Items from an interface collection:
◇ ◇ ◇ ◇ ◇

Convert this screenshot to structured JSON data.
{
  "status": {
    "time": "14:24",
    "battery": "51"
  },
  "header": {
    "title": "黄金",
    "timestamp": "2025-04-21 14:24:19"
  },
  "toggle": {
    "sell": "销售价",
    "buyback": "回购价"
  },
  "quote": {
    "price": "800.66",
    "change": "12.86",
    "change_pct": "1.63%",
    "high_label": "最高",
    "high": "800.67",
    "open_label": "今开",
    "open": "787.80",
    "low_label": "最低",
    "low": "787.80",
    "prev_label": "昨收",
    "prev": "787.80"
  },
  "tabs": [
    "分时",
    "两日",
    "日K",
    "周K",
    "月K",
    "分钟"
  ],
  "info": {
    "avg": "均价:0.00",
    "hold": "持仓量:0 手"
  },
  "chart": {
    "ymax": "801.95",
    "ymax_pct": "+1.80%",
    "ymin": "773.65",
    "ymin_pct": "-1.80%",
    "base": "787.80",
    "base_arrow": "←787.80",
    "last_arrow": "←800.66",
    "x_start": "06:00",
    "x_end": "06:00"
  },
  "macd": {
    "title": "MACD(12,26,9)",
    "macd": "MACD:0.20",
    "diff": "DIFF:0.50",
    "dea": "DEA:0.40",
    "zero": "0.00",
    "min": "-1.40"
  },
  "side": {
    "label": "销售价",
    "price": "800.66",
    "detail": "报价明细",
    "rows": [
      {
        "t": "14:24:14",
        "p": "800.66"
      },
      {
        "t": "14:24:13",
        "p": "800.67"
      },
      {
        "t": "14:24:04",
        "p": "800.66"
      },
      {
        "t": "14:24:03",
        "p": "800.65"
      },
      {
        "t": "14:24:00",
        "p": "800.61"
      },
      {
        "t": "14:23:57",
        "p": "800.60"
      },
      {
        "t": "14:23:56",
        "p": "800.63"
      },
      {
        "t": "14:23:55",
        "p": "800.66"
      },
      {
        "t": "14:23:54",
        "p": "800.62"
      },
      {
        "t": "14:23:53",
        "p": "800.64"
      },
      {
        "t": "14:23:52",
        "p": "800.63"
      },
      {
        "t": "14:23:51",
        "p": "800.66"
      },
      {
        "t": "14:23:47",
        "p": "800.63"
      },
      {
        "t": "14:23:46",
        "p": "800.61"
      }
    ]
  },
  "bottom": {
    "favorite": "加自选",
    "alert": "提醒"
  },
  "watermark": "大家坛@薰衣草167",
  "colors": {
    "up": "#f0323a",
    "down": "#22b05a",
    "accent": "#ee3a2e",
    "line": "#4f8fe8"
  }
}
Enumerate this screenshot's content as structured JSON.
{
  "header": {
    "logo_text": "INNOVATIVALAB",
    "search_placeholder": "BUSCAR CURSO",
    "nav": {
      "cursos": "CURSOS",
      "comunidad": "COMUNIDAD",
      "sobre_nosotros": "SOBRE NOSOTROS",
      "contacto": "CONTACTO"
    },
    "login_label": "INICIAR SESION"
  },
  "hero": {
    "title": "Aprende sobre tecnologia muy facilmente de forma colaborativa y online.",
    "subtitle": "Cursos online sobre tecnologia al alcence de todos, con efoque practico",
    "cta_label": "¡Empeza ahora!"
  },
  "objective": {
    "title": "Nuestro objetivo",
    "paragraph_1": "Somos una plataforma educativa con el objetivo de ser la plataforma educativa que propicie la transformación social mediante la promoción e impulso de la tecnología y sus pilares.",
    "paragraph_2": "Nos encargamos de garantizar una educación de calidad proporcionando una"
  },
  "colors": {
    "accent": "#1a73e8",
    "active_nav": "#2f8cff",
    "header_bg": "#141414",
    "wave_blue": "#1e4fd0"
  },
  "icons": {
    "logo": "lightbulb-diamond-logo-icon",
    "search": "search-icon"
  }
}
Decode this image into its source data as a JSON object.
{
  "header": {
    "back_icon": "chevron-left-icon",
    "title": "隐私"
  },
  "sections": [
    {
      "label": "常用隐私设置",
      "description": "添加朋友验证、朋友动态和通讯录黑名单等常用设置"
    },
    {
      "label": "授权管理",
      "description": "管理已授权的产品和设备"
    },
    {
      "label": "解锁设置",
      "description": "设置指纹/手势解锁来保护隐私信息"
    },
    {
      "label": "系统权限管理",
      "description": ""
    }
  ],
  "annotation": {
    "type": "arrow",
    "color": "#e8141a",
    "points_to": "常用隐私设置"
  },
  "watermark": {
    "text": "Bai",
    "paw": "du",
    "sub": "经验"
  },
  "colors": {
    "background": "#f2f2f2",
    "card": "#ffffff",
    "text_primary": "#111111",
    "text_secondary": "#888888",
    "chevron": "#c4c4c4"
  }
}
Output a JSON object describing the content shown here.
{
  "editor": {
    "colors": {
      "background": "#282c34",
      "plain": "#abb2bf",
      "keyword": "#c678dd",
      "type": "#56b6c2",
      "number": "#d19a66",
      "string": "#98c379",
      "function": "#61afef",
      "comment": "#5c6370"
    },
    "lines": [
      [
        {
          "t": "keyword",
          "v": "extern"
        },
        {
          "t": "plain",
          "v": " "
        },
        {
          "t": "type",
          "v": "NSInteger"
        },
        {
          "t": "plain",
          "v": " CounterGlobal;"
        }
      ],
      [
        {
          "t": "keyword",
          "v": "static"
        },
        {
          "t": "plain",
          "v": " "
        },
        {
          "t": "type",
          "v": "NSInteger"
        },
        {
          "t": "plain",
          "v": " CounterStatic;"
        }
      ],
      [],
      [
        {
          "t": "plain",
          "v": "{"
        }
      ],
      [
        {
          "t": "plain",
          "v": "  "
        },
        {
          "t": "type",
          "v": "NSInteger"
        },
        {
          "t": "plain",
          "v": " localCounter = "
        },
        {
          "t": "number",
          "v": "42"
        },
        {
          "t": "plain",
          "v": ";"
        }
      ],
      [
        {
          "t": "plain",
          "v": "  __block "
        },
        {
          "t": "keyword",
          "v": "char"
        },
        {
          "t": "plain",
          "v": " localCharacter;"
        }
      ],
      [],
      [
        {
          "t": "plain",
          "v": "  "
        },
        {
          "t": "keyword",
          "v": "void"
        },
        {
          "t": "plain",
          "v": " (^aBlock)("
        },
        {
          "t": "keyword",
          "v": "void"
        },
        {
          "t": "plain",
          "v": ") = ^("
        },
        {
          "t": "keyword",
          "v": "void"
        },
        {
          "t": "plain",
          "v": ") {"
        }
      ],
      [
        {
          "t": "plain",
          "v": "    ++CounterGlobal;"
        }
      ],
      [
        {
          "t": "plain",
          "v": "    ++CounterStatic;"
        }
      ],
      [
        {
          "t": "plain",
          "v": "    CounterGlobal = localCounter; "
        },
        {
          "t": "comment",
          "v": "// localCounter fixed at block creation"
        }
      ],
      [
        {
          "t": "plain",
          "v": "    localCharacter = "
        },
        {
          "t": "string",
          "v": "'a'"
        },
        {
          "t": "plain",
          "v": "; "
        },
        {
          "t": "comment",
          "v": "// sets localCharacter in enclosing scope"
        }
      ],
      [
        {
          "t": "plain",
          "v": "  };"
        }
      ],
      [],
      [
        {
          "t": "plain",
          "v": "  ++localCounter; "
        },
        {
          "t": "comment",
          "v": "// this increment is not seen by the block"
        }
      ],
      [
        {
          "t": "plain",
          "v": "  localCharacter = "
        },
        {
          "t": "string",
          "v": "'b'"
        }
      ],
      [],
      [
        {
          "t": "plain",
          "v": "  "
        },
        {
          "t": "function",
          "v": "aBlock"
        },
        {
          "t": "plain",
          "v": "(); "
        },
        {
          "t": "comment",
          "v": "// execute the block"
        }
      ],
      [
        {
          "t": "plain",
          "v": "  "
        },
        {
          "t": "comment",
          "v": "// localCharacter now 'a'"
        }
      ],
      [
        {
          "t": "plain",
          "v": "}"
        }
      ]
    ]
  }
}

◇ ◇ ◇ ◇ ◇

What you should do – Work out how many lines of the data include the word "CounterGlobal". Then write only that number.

Exercise answer – 3